"Science validates what our grandmothers knew. Rich homemade chicken broths help cure colds. Stock contains minerals in a form the body can absorb easily—not just calcium but also magnesium, phosphorus, silicon, sulphur and trace minerals. It contains the broken down material from cartilage and tendons–stuff like chondroitin sulphates and glucosamine, now sold as expensive supplements for arthritis and joint pain." (Weston A. Price)
In addition to possessing qualities of both health and wholeness, bone broth is long-armed in it's culinary reach.
Here are just three ways (among many!) to sneak bone broth into your daily cooking:
- in lieu of oil to cook up veggies, use broth
- in lieu of canned stock for soups, use broth
- in lieu of tea or coffee, sip some broth
Go gather those bones, toss them in a plastic bag or glass container, store in the freezer and when you've collected enough, simmer them up and put to good use!
Easy, Plain Bone Broth
- 10-12 cups water
- 1-2 pounds bones
- 1 tsp. apple cider vinegar -- the acid in the vinegar helps draw the minerals from the bones
- Helpful hint: I keep a Ziploc bag in the freezer and continuously add bones to the bag throughout the week, until there are enough bones to make a batch of broth.
- Place bones into crockpot. Pour in water and apple cider vinegar.
- Set crockpot to low and allow to simmer for up to 24 hours (longer for beef or pork bones, less for chicken or smaller bones), minimum 12 hours.

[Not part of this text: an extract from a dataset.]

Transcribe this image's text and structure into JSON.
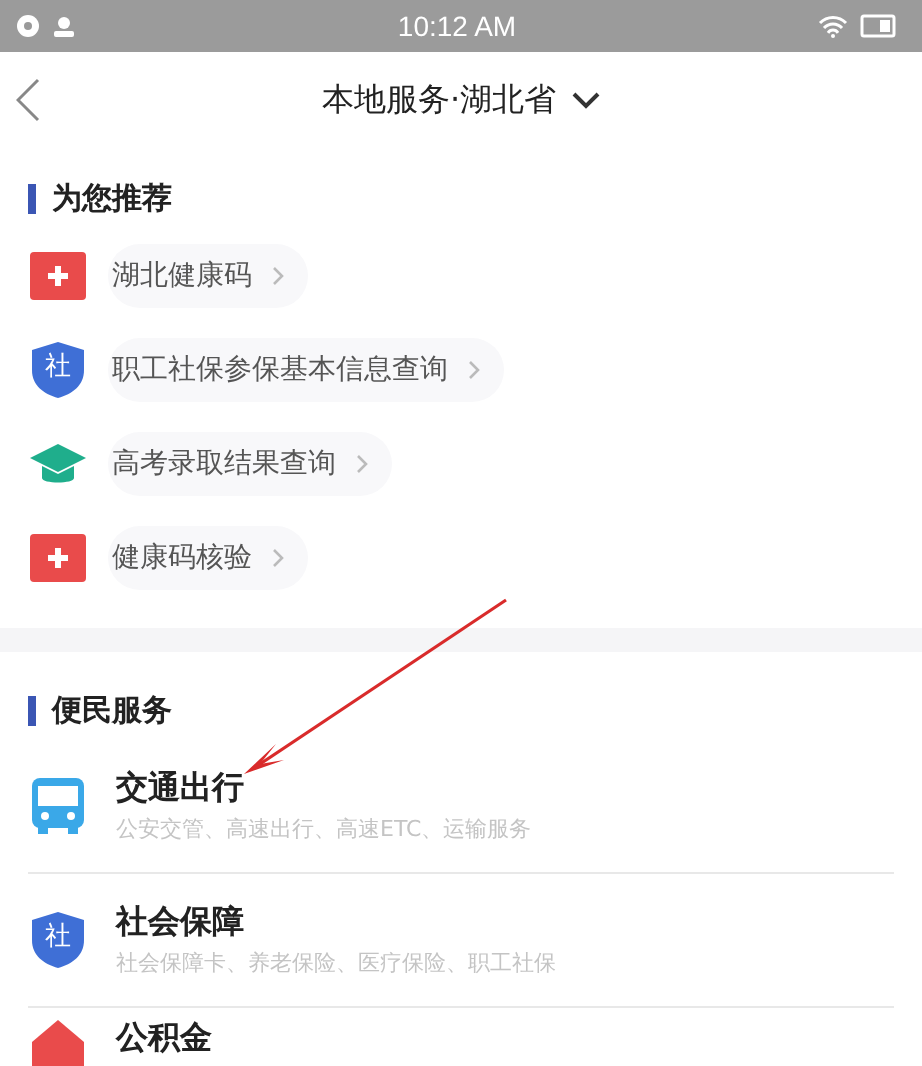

- Strain out the bones, and pour broth into glass container and refrigerate.
- Eat broth within a few days.